One Problem with Homework, and a Solution

I’ve been working my way slowly through Ross Greene’s  books, If you teach struggling learners, I encourage you to take a look at his work. At the moment I’m reading The Explosive Child (New York: HarperCollins, 1998), in which Dr. Greene has this to say about homework (I prefer to use the term “independent practice”) and the inflexible child:

“Many parents, teachers, and school administrators believe that homework is an essential component of a child’s education. Which is fine, except that many inflexible-explosive children find homework to be incredibly frustrating because they don’t have any brain energy left after a long day at school, their medication has worn off, they have learning problems that make completing homework an agonizing task, or because homework–especially long-term assignments–requires a lot of organization and planning. Thus, it’s no accident that these children often exhibit some of their most extreme inflexibility and explosiveness when they are trying to do homework.

Do these difficulties render some children incapable of completing the same homework assignments as their classmates? Yes. Is it always possible to address these difficulties effectively? No. Does having a child melt down routinely over homework help him feel more successful about doing homework? No. Are these difficulties a good reason to alter or adjust homework assignments? Yes. I’ve yet to be convinced that the best way to instill a good work ethic in a child–or to help his parents become actively or productively involved in his education–is by inducing and enduring five hours of meltdowns every school night. The best way to instill a good work ethic is to assign homework that is both sufficiently challenging and doable in terms of quantity and content. Achieving this goal, of course, takes a little extra effort by the adults who are overseeing the assigning and completing of homework.”

Selection Control

Today is the first day of classes in New York City. While I await my second period class, I’ll take a moment to post something interesting I gleaned while reading my first professional development book of the year, Dr. Mel Levine’s excellent and humane One Mind at a Time (New York: Simon & Schuster, 2002). If you work with special education students, and particularly students with limited attention spans, your will recognize the cognitive phenomena Dr. Levine describes.

Selection control, in Mel Levine’s words, is a cognitive process in which “…attention rapidly inspects candidates for admission to the thinking brain, filters out and discards what it deems irrelevant, welcomes a chosen few stimuli into consciousness, and then invites the most timely and informative of these selections to penetrate deeply enough to be understood and/or remembered or else used right away.” In the following paragraph, Dr. Levine spells out the challenges that teachers working with students with attentional difficulties face: “Selection control disposes of worthless stimuli, such as the quiet hum of a fluorescent bulb or the mauve hue of your teacher’s panty hose or totally irrelevant memories that may be competing for attention. Selection control does not actually interpret or put to use what we hear or see; it just picks out the very best items, the most important and currently relevant data. Selection control that works well is especially valuable in view of the fact that a mind has very little capacity from moment to moment for brand-new information. The entryway that leads to conscious awareness is narrow; space is limited. So selection control is obliged to be highly refined.” 

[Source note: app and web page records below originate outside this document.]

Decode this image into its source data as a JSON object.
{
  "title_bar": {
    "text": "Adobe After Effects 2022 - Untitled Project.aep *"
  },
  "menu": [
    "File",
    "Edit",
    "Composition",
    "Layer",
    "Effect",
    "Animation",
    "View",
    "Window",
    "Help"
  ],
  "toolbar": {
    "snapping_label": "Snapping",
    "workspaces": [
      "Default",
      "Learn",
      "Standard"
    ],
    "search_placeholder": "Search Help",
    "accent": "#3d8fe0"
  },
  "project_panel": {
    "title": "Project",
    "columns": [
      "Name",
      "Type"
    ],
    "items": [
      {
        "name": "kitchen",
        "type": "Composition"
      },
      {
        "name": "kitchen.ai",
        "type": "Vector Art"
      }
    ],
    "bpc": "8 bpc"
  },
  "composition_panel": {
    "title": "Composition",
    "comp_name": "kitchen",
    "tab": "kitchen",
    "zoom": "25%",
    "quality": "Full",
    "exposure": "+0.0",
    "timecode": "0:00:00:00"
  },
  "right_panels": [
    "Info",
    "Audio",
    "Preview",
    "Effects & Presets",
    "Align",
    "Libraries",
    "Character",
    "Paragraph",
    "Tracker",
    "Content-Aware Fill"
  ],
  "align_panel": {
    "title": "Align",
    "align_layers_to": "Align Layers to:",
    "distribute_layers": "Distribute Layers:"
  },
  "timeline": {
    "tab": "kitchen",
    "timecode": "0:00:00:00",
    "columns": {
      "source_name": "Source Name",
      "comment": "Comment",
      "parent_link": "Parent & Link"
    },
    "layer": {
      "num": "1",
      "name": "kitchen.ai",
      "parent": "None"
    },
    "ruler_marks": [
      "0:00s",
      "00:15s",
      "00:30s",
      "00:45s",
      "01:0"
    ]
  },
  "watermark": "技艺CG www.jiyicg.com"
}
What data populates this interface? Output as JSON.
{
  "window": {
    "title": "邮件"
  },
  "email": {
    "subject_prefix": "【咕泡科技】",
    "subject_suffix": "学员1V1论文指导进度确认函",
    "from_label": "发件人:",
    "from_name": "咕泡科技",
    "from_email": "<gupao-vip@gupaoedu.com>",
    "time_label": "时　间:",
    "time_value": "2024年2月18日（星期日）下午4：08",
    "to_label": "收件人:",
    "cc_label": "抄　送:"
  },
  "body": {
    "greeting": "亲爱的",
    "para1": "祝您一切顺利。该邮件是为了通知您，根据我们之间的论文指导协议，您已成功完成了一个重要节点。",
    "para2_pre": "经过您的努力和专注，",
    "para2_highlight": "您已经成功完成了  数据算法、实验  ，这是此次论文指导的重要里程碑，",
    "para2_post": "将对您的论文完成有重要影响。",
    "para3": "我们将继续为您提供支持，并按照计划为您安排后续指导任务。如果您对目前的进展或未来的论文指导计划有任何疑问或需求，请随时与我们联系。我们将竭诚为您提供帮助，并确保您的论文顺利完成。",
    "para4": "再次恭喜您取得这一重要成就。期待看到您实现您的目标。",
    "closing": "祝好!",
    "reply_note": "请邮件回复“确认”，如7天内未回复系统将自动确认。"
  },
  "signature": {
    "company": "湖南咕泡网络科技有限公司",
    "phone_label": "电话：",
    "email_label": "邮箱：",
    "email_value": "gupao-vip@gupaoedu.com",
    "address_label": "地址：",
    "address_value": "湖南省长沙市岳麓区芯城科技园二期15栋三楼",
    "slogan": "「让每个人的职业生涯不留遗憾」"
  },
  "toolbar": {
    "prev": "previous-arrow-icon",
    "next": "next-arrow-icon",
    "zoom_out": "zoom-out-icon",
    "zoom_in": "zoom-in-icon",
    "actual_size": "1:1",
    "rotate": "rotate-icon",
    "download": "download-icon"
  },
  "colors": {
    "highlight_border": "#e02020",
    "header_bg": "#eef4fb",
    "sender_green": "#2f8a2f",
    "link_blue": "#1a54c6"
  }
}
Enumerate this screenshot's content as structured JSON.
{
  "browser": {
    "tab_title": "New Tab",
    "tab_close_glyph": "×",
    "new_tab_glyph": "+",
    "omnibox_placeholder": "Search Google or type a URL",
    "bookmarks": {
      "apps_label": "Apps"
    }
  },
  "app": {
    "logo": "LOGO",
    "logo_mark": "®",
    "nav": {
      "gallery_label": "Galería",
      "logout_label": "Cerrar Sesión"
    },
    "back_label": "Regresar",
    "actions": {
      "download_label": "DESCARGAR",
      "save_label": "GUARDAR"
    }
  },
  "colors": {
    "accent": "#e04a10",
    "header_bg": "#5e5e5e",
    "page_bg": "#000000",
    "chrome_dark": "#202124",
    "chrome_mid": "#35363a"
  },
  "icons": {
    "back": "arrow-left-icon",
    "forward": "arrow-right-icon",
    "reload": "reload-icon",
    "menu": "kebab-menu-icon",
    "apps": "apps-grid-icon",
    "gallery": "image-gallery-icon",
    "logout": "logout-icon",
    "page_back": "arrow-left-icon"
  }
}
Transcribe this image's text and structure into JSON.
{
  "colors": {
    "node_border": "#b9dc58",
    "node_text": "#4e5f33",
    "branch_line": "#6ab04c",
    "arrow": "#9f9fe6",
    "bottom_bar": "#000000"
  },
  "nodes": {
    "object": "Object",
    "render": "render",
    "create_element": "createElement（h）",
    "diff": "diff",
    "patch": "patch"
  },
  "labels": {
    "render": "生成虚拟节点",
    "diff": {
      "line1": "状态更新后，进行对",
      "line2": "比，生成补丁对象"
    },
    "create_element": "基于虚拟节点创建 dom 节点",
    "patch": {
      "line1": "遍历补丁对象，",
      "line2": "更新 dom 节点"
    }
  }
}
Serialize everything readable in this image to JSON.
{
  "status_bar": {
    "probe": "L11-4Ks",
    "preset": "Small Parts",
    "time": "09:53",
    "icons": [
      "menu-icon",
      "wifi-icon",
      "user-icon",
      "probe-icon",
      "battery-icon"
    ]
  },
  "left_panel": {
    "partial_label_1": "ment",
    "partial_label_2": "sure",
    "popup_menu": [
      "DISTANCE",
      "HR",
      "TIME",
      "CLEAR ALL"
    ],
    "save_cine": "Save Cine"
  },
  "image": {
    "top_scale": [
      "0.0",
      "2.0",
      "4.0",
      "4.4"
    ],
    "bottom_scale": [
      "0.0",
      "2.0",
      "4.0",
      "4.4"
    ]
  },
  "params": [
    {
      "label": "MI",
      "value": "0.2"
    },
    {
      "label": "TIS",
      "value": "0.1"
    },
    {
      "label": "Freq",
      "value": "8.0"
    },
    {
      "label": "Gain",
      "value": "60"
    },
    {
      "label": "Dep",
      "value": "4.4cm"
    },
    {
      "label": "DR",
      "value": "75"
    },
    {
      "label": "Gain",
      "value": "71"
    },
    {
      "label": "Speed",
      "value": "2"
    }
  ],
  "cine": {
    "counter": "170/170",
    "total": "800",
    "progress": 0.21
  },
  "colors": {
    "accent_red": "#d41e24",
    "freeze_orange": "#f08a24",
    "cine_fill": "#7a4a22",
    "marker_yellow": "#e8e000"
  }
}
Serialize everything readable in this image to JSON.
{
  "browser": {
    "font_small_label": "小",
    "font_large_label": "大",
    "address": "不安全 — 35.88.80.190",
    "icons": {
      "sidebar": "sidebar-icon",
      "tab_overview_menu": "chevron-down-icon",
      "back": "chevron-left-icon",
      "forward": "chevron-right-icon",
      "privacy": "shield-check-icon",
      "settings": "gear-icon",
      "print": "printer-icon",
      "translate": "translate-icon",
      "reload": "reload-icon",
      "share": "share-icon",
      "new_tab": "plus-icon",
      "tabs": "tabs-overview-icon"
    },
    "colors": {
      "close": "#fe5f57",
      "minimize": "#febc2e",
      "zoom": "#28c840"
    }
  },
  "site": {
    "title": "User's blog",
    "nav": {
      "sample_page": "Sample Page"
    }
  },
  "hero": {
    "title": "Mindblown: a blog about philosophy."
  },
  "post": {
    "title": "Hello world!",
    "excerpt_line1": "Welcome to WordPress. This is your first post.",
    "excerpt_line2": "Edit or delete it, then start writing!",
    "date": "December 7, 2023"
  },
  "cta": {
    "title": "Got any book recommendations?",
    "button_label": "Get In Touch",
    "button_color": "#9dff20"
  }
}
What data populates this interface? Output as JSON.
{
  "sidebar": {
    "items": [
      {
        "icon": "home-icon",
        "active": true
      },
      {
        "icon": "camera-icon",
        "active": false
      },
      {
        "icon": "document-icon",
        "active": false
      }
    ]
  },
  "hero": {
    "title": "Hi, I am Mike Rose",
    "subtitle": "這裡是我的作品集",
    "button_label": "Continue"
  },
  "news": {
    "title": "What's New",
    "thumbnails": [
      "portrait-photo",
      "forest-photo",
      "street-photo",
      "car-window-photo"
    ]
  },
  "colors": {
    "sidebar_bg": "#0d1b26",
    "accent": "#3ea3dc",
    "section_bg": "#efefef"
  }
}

Dr Levine continues, with this idea for a lesson plan: “To tighten selection control among his entire class, one teacher I work with, John Reilly, gave students an article to read and asked them to summarize it in one hundred words or less. After they submitted their summaries, he returned these and asked the kids to write a fifty-word summary of their summary. The following week they were asked to write a twenty-five-word summary of their fifty-word summary. All the while he emphasized the critical importance of determining relative degrees of importance in globs of information, a great academic lesson.”

At some point this year, I’ll develop a lesson plan for this form of writing assignment, which looks like a good way to assist students in developing their own methods and habits of selection control.